I waited until it was almost nightfall to drive towards the cemetery. Trees etched jagged black lines against the darkening sky that deepened to ink in the horizon.
I had spent the afternoon looking at faded dog-eared photographs from way-back-when. In each, my mother had carefully applied make up, done with an experienced hand, her hair styled and sprayed into position; lips, painted a bright red, parted slightly or spread into a wide grin in every captured moment that she was aware of. There would be the occasional picture where she would be attending to my crying three-year old form, red eyes puffy from crying, staring into the camera lens while my mother stood over me, trying to get my attention to sort me out. Looking through the pictures made my heart heavy with emotion; most of all grief.
Keeping my foot on the gas, I stroked the small velvet box in my pocket. An old Mustang switched lanes to pass me as my thoughts and memories rumbled along.
Behind the perfectly finished mask lay a secret. My mother had carried the pain and burden of that secret to her grave, where she now lay beside it; the infant whose death she believed she was the cause of. She fooled no-one but herself.
The black Mustang switched lanes to get in front of me; its red tail lights glowed in the darkness, like the eyes of a child’s imaginary monster.
Soon I turned up the hill and steered the car around the sharp bends in the road that let up to Belleville Cemetery. Parking the car in front of the big iron gates, I cut the ignition and, before gathering my emotions and thoughts, I pulled out the small box.
The hinges creaked painfully as I slowly opened it. I ran a finger across the small, gold heart and undid the tiny latch that held its two lids together. Inside, lay a picture, barely large enough to be see easily. It was a picture of my mother and her beloved baby boy; the baby she thought she let die; the baby she believed she could deter his fate.
In this picture she had no make-up on, but despite that her skin radiated and her bare eyes shone with glee. She looked truly complete with a baby bearing a toothless grin cradled against her hip.
She never voiced the thought, but as time went by after his passing, she longed for him back, and as I grew older I began to accept my mother could never show me the love and affection she had for him.
Placing the locket back into its place on a foam layer, I snapped the box shut and got out of the car.

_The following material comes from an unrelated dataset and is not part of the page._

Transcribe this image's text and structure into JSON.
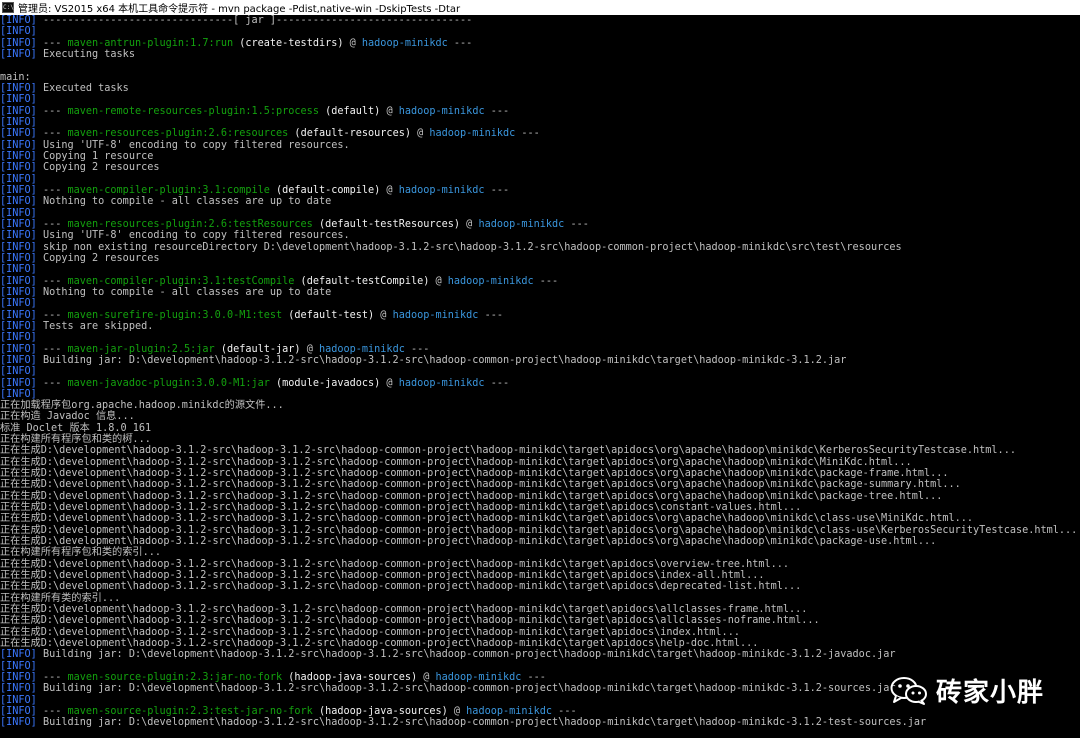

Sliding through a gap in the gates I felt my muscles tense. Never did like cemeteries, but I had a job to get done.
I made my way to my mum’s grave, it’s smooth marble seemed to glow in the ever-darkening sky, as if it were reflecting her joy for finally joining her prodigal son in ever lasting peace.
I bit back tears, loving my mother more than before. I understood her pain, having to grow up with it, and I understood why she’d struggled to show me true affection that I craved.
“You deserve this, Mum.” I whispered, bending down and burrowing a small hole in the black earth with my fingernails, big enough to place the velvet box in it.
“I love you.” I murmured, burying it with crumbly dirt.
Getting up I wiped my hands on my jeans and turned to leave. Heading over to the gates, I made my way down the dirt path, illuminated by nothing but the rising moon.
Suddenly, a shadow that I passed grabs the back of my shirt and pulls me deeper into the dark, a clammy hand over my mouth to muffle my cries of shock and fear. I’m dragged across the bumpy terrain, to the far side of the cemetery.
Pushing me up against what I knew to be the church brick wall, I felt the shadow's warm breath on my face as it whispers to me, “Hello, Pretty Boy.”